╭──

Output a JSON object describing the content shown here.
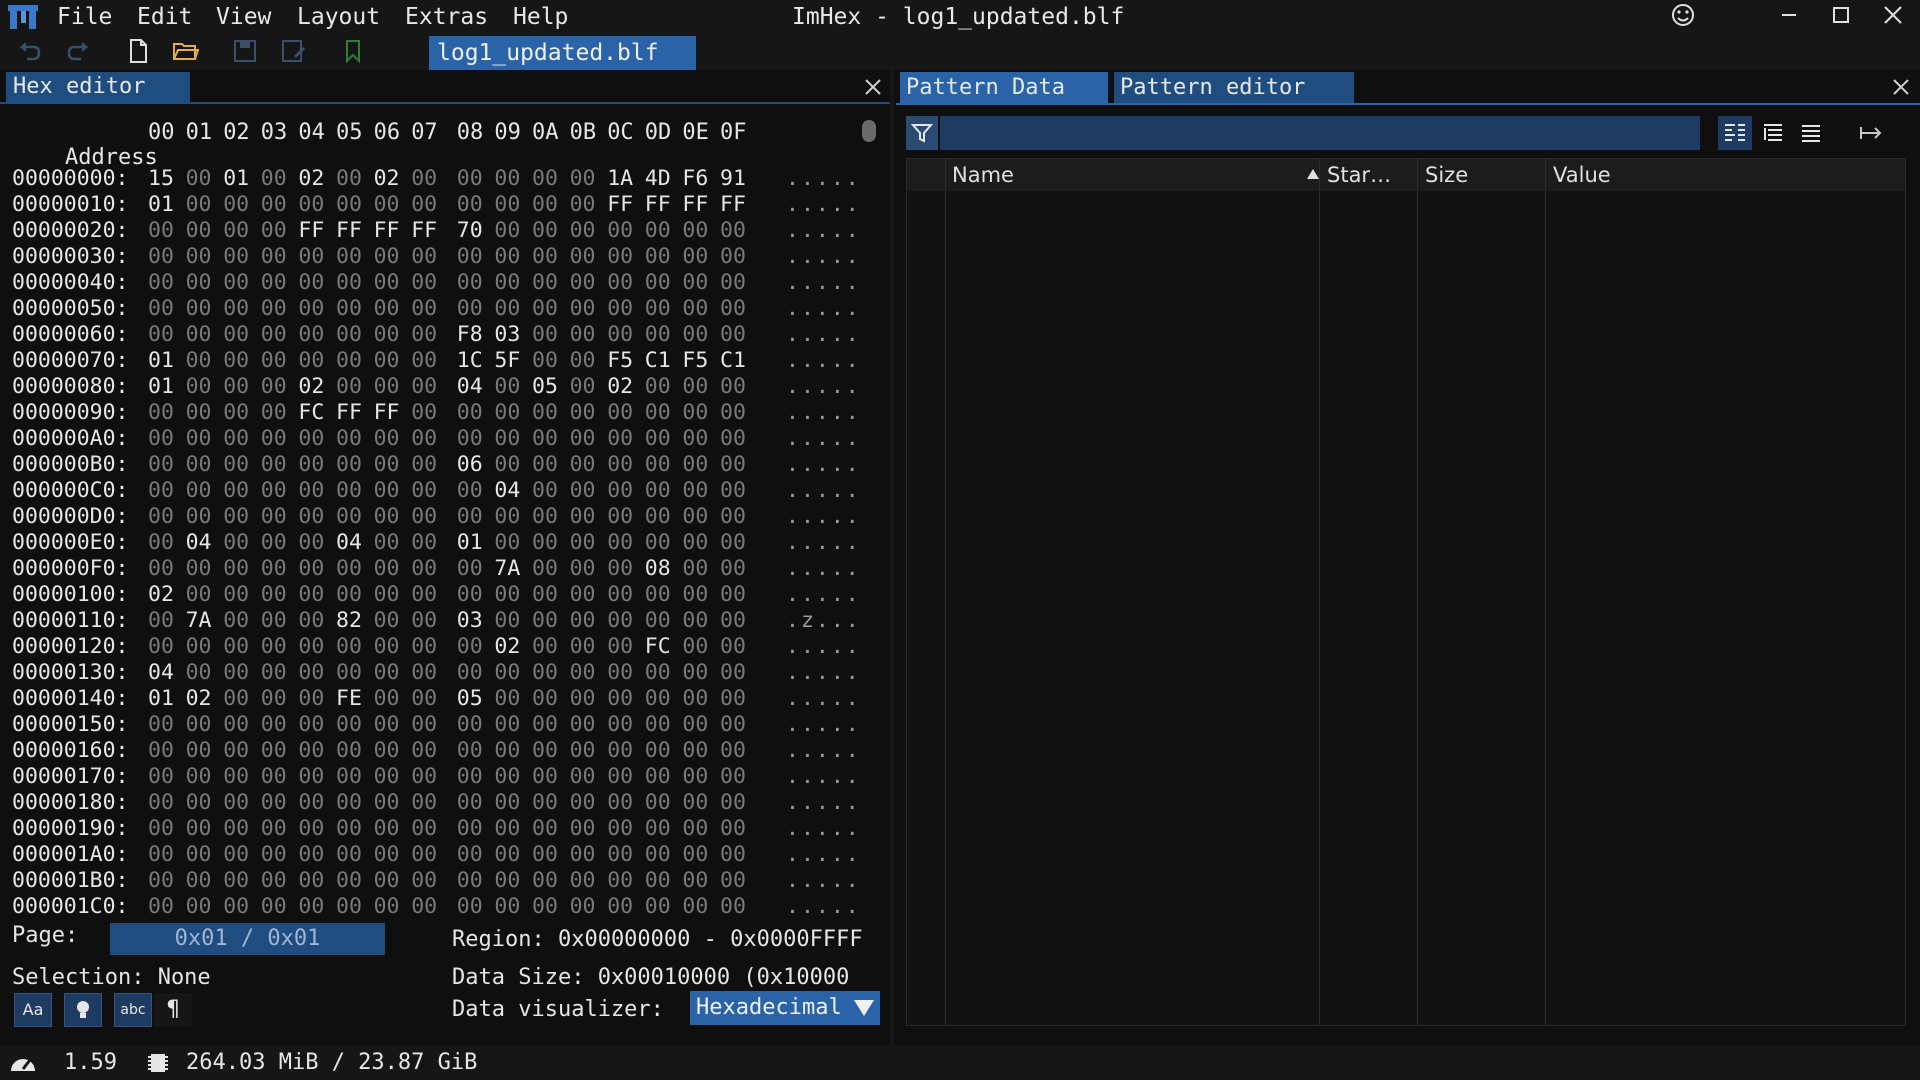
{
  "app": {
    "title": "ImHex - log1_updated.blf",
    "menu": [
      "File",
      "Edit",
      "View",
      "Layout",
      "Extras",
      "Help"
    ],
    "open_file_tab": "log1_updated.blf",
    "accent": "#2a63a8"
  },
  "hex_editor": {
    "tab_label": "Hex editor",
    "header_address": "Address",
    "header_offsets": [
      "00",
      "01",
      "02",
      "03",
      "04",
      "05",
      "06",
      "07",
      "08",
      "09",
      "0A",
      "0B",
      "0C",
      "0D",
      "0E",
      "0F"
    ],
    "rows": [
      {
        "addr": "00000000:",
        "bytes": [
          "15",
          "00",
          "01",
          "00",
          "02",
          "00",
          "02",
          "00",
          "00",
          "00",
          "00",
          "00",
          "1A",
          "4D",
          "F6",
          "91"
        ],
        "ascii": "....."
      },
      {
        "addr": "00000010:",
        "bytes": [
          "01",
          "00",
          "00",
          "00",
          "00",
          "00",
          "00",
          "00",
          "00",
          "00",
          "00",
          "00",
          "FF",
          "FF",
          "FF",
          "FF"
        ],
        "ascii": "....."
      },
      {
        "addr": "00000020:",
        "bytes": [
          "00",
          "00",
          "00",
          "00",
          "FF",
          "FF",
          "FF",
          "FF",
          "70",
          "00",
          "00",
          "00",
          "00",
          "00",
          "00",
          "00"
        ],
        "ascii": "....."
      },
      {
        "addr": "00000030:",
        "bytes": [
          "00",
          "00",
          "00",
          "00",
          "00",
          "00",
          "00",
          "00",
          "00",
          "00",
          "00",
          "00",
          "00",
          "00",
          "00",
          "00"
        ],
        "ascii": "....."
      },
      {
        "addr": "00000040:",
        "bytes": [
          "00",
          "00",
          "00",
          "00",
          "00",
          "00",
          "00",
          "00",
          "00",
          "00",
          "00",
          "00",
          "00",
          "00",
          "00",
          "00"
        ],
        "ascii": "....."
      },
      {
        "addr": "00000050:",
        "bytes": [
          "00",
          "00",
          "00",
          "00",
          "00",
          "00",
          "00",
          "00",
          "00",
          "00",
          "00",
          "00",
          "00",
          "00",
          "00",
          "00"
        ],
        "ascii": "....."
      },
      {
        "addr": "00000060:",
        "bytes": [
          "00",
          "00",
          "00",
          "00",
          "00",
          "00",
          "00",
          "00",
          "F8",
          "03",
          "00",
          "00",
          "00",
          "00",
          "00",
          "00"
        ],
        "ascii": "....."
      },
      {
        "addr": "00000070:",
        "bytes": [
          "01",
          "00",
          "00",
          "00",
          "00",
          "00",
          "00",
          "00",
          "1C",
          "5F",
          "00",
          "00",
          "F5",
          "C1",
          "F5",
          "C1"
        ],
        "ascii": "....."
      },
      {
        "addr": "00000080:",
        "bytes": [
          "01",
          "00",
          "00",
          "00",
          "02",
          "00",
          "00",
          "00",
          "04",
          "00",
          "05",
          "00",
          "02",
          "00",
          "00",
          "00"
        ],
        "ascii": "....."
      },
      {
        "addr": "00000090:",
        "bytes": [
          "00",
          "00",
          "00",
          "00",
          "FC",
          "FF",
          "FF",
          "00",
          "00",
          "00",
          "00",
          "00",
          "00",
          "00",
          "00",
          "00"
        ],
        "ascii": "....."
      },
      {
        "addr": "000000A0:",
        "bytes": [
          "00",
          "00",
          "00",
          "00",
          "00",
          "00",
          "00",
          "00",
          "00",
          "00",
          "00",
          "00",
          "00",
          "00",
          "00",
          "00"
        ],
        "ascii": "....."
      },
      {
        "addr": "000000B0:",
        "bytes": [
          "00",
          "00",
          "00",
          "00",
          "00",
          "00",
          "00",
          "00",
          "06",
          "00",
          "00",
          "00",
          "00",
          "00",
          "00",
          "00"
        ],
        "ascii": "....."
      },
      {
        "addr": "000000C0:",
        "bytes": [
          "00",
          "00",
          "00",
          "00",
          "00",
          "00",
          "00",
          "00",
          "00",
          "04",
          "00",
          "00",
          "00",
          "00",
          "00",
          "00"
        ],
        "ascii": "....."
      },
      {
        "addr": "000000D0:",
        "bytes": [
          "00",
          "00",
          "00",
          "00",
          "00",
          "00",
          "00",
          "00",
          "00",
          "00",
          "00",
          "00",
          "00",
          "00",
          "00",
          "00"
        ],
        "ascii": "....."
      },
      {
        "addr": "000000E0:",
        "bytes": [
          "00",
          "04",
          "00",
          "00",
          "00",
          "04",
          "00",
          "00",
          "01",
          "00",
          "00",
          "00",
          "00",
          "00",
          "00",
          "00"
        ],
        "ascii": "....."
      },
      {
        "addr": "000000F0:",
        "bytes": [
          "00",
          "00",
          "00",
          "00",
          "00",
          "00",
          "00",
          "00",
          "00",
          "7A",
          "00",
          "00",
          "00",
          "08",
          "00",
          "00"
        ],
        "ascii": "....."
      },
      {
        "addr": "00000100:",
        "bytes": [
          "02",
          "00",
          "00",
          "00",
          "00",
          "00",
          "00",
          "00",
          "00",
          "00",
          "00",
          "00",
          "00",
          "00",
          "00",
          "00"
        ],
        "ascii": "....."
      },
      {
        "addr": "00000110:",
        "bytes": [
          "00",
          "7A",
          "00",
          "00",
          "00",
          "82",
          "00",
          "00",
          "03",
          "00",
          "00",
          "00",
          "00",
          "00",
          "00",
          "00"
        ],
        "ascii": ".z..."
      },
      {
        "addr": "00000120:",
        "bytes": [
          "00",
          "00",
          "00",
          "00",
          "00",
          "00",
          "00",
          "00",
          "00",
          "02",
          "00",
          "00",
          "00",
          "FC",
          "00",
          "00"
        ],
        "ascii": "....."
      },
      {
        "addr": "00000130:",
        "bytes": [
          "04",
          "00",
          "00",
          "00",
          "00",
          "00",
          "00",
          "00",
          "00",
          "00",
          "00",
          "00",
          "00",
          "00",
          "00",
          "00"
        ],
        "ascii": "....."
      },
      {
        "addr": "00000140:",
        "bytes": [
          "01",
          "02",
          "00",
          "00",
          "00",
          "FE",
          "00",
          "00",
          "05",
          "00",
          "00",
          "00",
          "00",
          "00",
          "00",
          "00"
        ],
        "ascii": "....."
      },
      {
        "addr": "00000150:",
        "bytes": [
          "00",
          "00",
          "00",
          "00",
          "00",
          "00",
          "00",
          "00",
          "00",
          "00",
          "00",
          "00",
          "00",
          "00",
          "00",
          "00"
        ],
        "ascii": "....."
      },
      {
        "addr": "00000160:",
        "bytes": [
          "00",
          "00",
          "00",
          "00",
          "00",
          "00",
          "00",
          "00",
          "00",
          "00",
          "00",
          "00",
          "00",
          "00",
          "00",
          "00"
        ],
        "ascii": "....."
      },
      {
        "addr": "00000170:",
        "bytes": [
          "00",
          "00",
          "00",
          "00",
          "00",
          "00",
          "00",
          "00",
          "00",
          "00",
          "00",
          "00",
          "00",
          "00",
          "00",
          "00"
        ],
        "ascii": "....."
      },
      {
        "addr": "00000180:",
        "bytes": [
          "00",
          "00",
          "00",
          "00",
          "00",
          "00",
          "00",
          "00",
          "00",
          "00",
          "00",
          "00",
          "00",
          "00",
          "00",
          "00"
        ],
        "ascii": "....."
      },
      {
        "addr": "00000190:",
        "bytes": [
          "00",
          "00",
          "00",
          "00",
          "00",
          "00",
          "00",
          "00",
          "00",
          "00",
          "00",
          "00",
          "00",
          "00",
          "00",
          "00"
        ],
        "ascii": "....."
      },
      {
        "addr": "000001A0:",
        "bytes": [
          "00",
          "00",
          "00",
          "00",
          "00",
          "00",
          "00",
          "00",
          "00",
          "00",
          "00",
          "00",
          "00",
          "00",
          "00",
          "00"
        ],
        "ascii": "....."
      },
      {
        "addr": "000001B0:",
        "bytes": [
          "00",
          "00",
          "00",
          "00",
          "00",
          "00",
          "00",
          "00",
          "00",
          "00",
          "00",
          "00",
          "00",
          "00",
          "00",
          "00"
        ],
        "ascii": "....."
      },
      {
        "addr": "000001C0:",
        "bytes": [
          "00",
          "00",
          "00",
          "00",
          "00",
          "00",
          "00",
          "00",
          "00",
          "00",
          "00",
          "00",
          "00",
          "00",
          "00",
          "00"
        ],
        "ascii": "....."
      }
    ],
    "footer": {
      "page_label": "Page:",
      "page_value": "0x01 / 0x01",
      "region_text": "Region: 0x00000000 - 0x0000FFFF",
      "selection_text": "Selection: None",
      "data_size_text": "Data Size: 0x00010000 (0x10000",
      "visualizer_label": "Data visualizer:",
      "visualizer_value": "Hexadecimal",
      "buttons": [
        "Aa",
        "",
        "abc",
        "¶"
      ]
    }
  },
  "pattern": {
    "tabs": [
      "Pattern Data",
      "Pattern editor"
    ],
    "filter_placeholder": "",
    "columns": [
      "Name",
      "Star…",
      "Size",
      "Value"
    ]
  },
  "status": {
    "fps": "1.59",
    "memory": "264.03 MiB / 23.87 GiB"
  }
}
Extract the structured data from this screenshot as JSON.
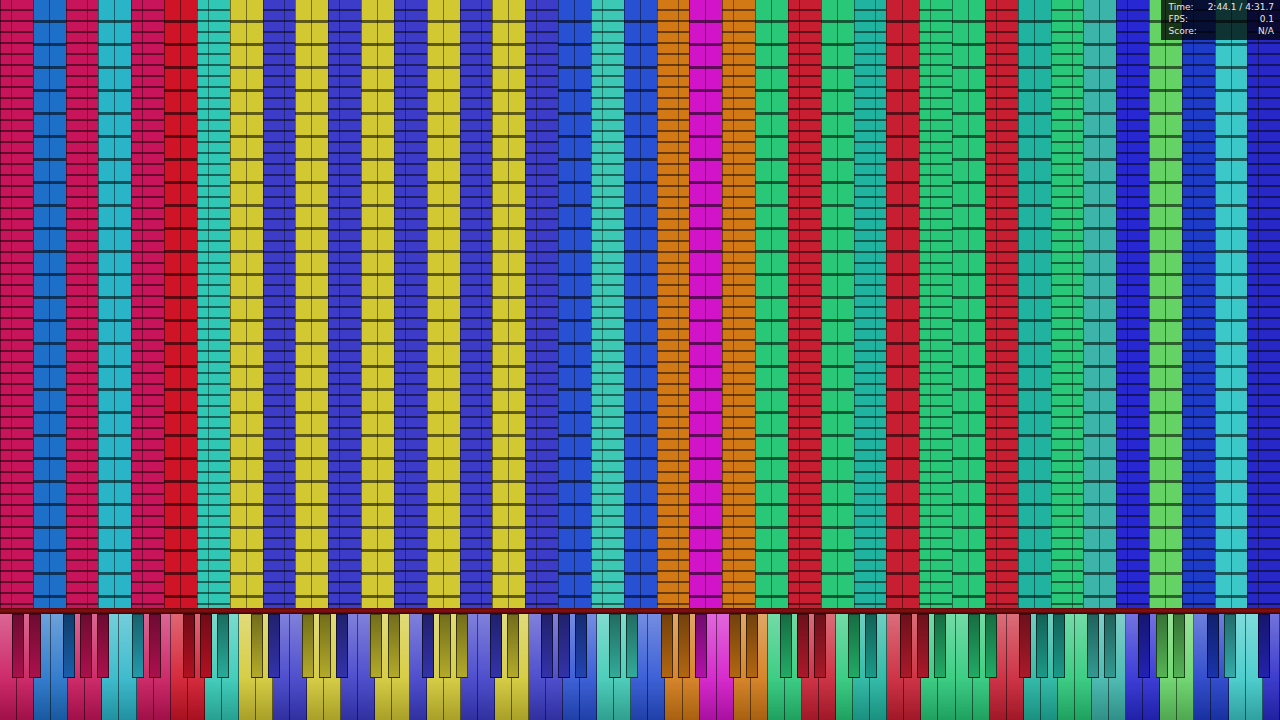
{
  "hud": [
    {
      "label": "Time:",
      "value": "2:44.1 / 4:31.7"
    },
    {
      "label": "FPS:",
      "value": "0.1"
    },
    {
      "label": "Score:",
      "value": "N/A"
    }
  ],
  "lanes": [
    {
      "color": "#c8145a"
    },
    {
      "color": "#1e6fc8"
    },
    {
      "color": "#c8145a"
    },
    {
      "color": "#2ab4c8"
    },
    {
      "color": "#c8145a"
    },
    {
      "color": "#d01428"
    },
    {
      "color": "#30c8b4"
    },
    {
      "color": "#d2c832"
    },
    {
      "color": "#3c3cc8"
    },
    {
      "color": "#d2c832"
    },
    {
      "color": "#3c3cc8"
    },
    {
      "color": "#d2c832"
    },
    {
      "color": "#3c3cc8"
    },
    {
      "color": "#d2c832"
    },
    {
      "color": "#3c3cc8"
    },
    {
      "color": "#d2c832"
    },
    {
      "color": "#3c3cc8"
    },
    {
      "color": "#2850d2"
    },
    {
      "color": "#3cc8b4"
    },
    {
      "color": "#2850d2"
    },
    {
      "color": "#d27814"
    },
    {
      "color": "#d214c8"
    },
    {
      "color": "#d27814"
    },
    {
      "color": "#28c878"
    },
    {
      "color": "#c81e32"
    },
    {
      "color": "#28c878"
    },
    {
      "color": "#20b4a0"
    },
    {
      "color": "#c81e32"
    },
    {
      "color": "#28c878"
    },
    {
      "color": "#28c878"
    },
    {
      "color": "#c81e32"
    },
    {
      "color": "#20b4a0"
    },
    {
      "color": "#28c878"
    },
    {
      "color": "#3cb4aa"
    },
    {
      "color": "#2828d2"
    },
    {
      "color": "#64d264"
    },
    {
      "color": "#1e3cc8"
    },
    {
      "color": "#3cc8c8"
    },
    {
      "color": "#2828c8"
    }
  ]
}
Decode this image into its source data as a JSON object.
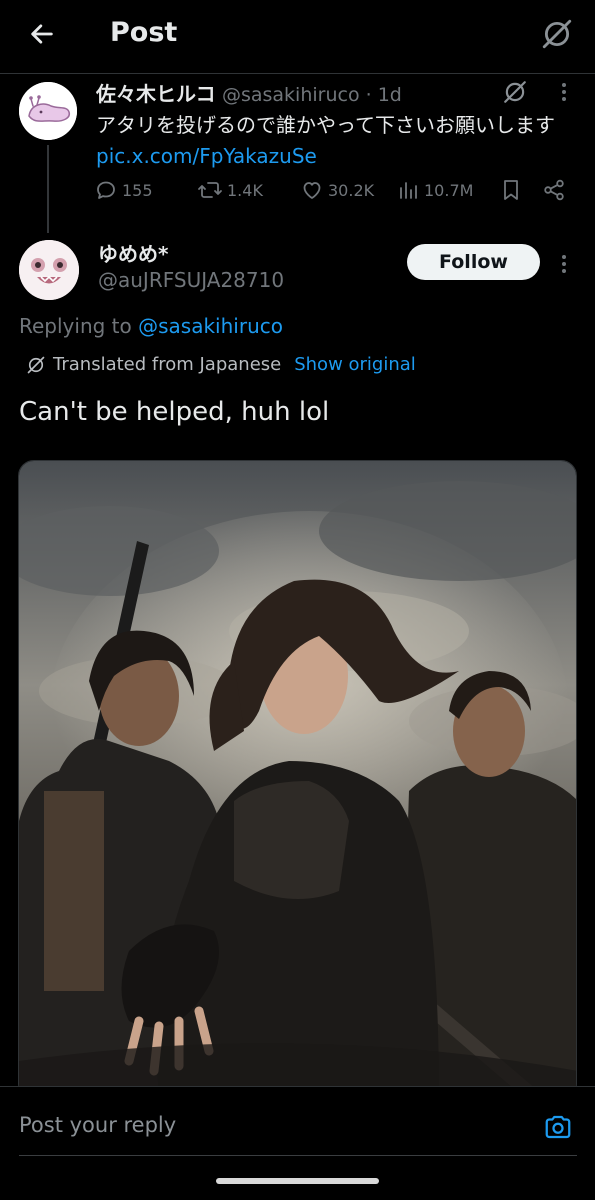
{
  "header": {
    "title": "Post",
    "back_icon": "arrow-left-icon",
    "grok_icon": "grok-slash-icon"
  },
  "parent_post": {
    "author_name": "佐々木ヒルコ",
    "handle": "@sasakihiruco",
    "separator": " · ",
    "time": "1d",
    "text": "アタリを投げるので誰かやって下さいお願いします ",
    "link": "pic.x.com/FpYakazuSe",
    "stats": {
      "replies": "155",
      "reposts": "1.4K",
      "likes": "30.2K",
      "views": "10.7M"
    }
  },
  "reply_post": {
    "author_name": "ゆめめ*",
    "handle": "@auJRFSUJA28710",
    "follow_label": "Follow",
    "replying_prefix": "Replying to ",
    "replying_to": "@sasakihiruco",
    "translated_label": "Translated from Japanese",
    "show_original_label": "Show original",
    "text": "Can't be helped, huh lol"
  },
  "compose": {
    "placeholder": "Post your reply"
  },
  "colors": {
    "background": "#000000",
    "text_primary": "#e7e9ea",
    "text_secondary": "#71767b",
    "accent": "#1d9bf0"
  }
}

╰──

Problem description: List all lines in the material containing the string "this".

Your response:
Extract the structured data from this screenshot as JSON.
Decode this image into its source data as a JSON object.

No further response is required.